“We need clear facts, not assumptions,” he said.    Twitter: @pursagawpgsun

Winnipeg councillor wants city to investigate new rental bylaw to combat illegal rooming houses

CTV News Winnipeg   Josh Crabb, Reporter   March 28, 2017


A Winnipeg city councillor is concerned about the difficulty city officials have investigating suspected illegal rooming houses.

Coun. Janice Lukes (South Winnipeg) has been calling for a crackdown on unlicensed rooming houses in Fort Richmond, near the University of Manitoba.

She would like to see a new rental bylaw designed specifically for single-family homes located around universities.

Under city bylaws, the difference between illegal rooming houses and a home shared by a group of people can be difficult to determine, and Lukes said that’s where enforcement can become difficult for city officials.

“It’s a grey area, right? You’re going to say ‘produce the leases.’ Well, no one’s going to produce the individual leases,” Lukes said.
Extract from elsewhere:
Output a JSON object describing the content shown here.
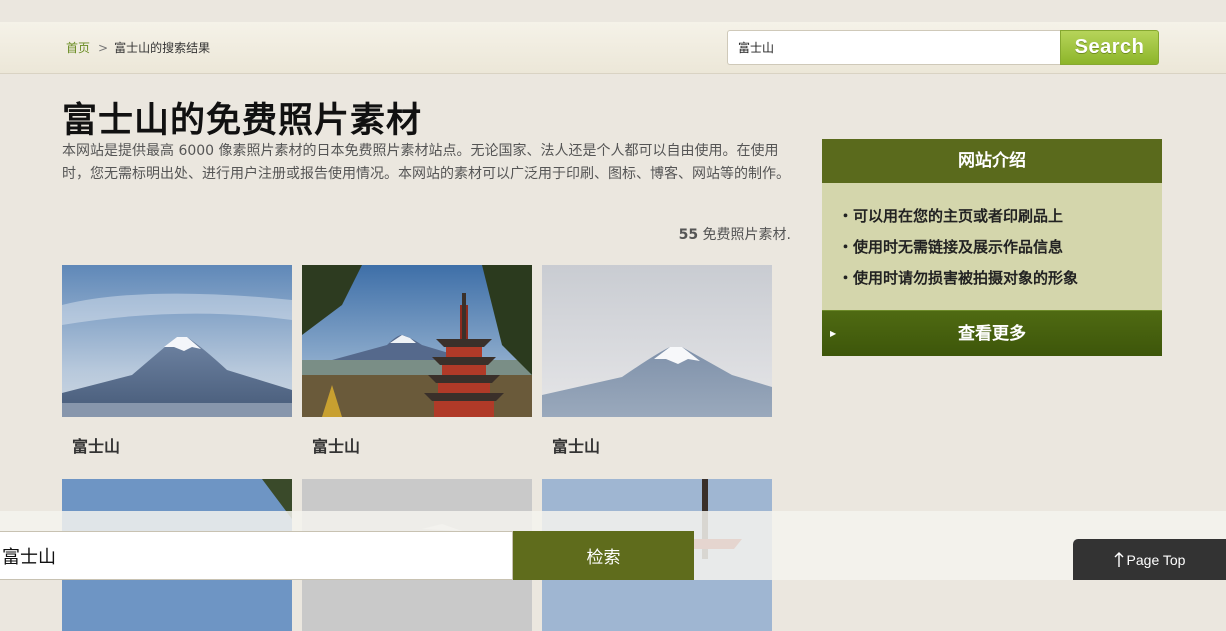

“A lot of times what happens in these properties is, it’s cash. Students pay cash. It’s a very lucrative business. Are these landlords declaring the revenue?”

Under city bylaws, a licensed rooming house is technically called a ‘converted residential dwelling’ and is subject to regular inspections. That’s where multiple tenants have individual lease agreements with a landlord and where each bedroom would be considered a separate suite under the building code.

It’s different than a shared tenancy, which would be a house rented together by a group of people who sign one rental agreement with the landlord.

Janet Bier, director of fire prevention with the Winnipeg Fire Paramedic Service, said a home becomes an illegal rooming house if it’s not licensed and has multiple tenants living in self-contained suites

“When it’s converted without permits, there may not be the same safety features put into that home for multiple people to live in that home,” Bier said. “We often find there are not smoke alarms installed or there may be only one smoke alarm installed.”

“There’s a lot of dangers that are associated with an illegal rooming house.”

At a community meeting Saturday, Lukes and area residents determined they would like to see the city explore creating a separate rental bylaw to deal with single family homes around the university.

It’s something Lukes said other cities have done successfully.

“Let’s get a license, let’s get a permit, let’s get regular inspections and let’s make it more regulated,” Lukes said.

“It makes landlords accountable. It makes it safer for kids.”

The city said it will continue to rely on information from the public to provide tips about potential illegal rooming houses.

Last November, the city started a new process to handle complaints about suspected illegal rooming houses. Since then, 53 calls have come into 311.

The city was unable to provide information on how many of those suites turned out to be illegal.

Watch the CTV Winnipeg News Video: Josh Crabb reports on the bylaw one city councillor is calling for to help crack down on illegal rooming houses.